[AIM OF THE EXERCISE] Pick out each line of the records in which the word "true" appears.

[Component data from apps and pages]
'''

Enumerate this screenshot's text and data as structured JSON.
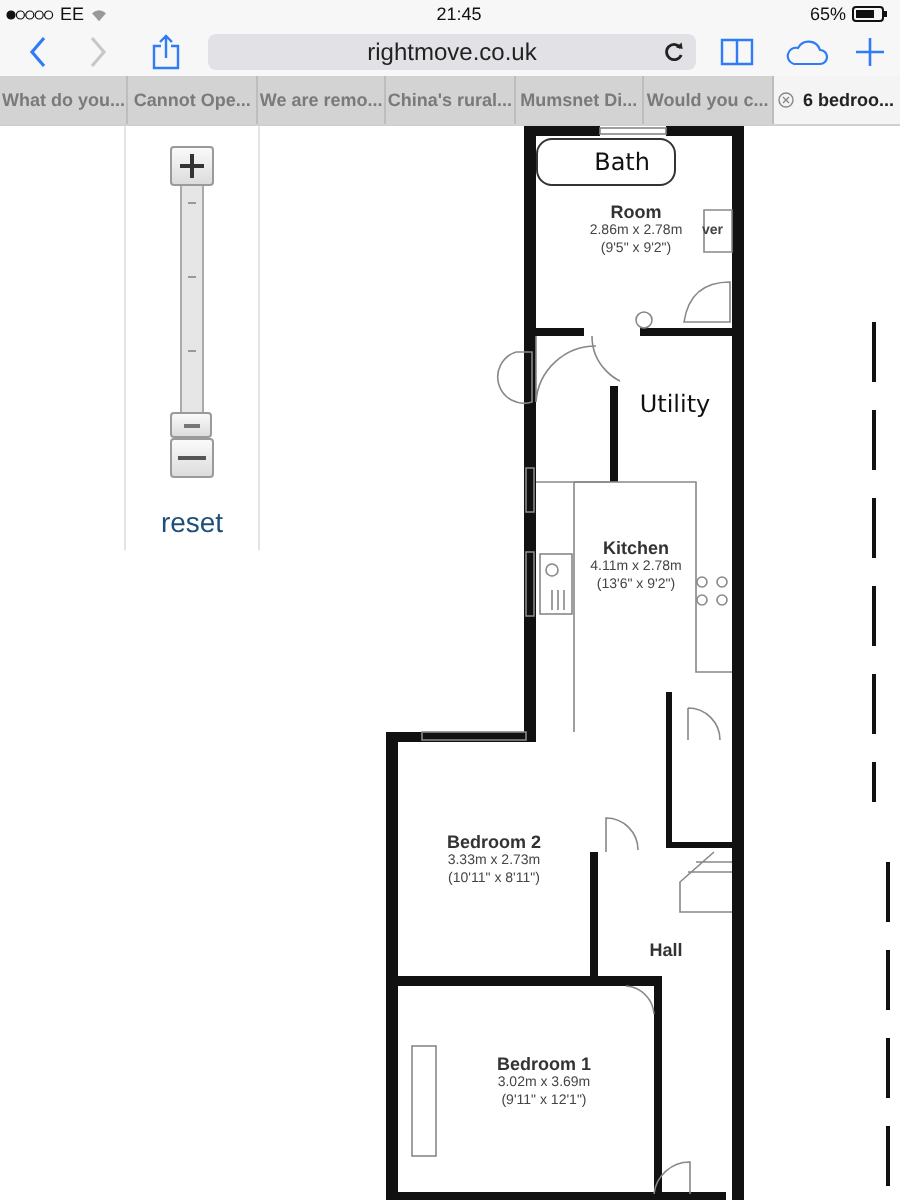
{
  "status_bar": {
    "carrier": "EE",
    "time": "21:45",
    "battery": "65%"
  },
  "toolbar": {
    "url": "rightmove.co.uk",
    "back_disabled": false,
    "forward_disabled": true
  },
  "tabs": [
    {
      "label": "What do you...",
      "selected": false
    },
    {
      "label": "Cannot Ope...",
      "selected": false
    },
    {
      "label": "We are remo...",
      "selected": false
    },
    {
      "label": "China's rural...",
      "selected": false
    },
    {
      "label": "Mumsnet Di...",
      "selected": false
    },
    {
      "label": "Would you c...",
      "selected": false
    },
    {
      "label": "6 bedroo...",
      "selected": true
    }
  ],
  "zoom_control": {
    "level": 0,
    "reset": "reset"
  },
  "floor_plan": {
    "rooms": [
      {
        "name": "Room",
        "size": "2.86m x 2.78m",
        "imperial": "(9'5\" x 9'2\")"
      },
      {
        "name": "Kitchen",
        "size": "4.11m x 2.78m",
        "imperial": "(13'6\" x 9'2\")"
      },
      {
        "name": "Bedroom 2",
        "size": "3.33m x 2.73m",
        "imperial": "(10'11\" x 8'11\")"
      },
      {
        "name": "Hall"
      },
      {
        "name": "Bedroom 1",
        "size": "3.02m x 3.69m",
        "imperial": "(9'11\" x 12'1\")"
      }
    ],
    "fragments": [
      "ver"
    ],
    "annotations": [
      "Bath",
      "Utility"
    ]
  }
}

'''

[THE ANSWER]
    "forward_disabled": true
      "selected": true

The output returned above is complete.